Here’s a beautiful new track from one of my all-time favorite artists, Portland-based ambient/classical paragon Eluvium, who I’ve written about many times — both live reviews and recordings — on this blog.
“Don’t Get Any Closer” is the first thing we’ve heard from his upcoming double album “Nightmare Ending,” due out May 14 on the amazing Temporary Residence Ltd. record label. If this song is any indication, the new album is destined for a spot near the top of my list of the best records of 2013.
(Thanks to a busy schedule, it’s been a month since MusicfestNW took over Portland and I still haven’t published daily recaps of my experience. My bad. Still, I think seeing 20 of the coolest bands going over three days is worth documenting, even belatedly. So below, you’ll find Day 3. Day 1 is here and Day 2 is here. And if you’d like to read my overview of the festival’s highlights that ran in print, click here.)
One of the great things about events like Portland’s MusicfestNW is the shoulder-to-shoulder variety. You can see a funk legend and then a futuristic electro-pop duo and then a throwback ’90s indie rock band like I did on Day 1 of this year’s festival. Or you can see a local pop-rock band followed by a white-hot hip-hop artist followed by a quiet, heart-wringing female singer-songwriter like I did on Day 2. (And that’s without venturing out to the venues that focused on electronic, metal, jazz and country!)
Or you can do what I did on Saturday night of MusicfestNW 2011 and see seven bands that all fall somewhere on the post/punk/psych/rock/metal/drone spectrum.
The part of me that digs that particular musical spectrum has been growing over the past few years; after a lifetime of pop-rock, twang and hip-hop, I have found myself increasingly attracted to the sludgy, spacey, squealy sounds of good ol’ psychedelic rock bands. So I was excited for Saturday’s lineup.
An oasis of calm in the madness of MusicfestNW.

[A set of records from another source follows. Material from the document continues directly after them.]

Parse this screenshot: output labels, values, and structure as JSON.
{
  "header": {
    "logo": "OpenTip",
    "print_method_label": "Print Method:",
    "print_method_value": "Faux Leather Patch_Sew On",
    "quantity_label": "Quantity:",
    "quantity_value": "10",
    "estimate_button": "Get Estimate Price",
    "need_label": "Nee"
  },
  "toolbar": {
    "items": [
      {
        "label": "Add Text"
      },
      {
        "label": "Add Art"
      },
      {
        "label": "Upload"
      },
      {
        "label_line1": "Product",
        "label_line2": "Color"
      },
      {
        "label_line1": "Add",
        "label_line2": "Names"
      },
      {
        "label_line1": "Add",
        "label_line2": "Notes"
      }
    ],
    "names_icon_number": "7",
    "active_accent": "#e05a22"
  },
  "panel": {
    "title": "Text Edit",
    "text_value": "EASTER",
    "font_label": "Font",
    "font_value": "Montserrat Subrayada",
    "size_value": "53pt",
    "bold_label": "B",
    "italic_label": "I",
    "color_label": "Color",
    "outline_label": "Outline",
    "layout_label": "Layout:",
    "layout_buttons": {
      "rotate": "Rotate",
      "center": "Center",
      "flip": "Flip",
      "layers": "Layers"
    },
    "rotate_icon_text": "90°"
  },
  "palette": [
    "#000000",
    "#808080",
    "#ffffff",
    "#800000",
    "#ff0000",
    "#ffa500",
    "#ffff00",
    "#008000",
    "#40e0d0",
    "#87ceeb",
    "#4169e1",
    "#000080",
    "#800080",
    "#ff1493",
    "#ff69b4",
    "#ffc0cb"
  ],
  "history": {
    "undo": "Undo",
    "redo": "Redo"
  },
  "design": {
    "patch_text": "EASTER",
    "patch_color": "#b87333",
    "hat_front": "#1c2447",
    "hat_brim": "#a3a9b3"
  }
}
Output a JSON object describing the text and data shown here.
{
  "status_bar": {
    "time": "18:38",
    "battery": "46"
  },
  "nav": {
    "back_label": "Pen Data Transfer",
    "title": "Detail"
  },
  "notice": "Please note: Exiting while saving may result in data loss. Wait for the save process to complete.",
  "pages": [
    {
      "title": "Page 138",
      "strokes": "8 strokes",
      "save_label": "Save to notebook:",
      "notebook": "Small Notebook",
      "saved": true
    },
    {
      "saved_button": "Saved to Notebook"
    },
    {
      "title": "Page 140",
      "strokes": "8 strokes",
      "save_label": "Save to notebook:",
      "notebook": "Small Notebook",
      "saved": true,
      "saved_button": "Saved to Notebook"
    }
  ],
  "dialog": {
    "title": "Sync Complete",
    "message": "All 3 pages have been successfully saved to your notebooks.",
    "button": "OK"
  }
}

That excitement was tempered, perhaps, by two things. 1) I was tired. By Saturday afternoon, I’d grown cranky and indecisive; I skipped a bunch of sweet day parties with free music and food in favor of shopping for records and sitting, quietly, in a Big Town Hero with a Diet Coke and an alt-weekly in an effort to chill. I am not proud. And 2) That night’s headliner at the Doug Fir, the fine British pop band The Vaccines, canceled just days before the festival because of health issues. There are a lot of great acts at MusicfestNW, but that cancellation took out one of the bands I was most excited to see.
Anyway, Saturday began at 4 p.m. at Pioneer Courthouse Square, “Portland’s living room,” as it’s known, in the middle of downtown. There, one of my favorite artists ever — Matthew Cooper, aka Eluvium — had the unenviable task of playing ambient music for a mid-afternoon crowd on what might have been the hottest day of the year. I loved every second of it, but I can certainly understand how passers-by (and even many folks who showed up early to get a good spot for the evening’s headliner, Explosions in the Sky) might’ve thought, “What the hell is this noise?” Well, that noise is some of the most mind-bendingly beautiful music being made these days by one of the most inventive musicians of the past decade. Here’s a long sample; please note that all I did for most of the time was hang the camera from my wrist while filming. Whatever you see here was the intent.
(Each of the last three years, I’ve traveled over to Portland for MusicfestNW, a multi-day, multi-venue music festival that features some of the best bands from around the world. With a roster nearly 200 acts deep, MFNW 2009’s schedule included rock, punk, metal, hip-hop, jazz, Americana, electronica, and who knows what else. One thing’s for sure: You can’t get to every show. But I saw my share of them, and here’s my report on the first night, Thursday. My Friday and Saturday reports will come in the next couple days.)
Festivals are supposed to build from no-name acts to those you anticipate the most.
But the 2009 version of MusicfestNW didn’t work that way for me. I started out with the anticipation, and ended with a whimper, quite frankly.
When we left Bend around noon on Thursday, Sept. 17, the show I was most excited about seeing was that night. It was the second show we – that’s me and the lovely Mrs. Feedback – would see all weekend.
It was the pairing at the Crystal Ballroom of Portland-based, one-man ambient noisemaker Eluvium and Texas post-rock kingpins Explosions In The Sky (aka the “Friday Night Lights” film score band).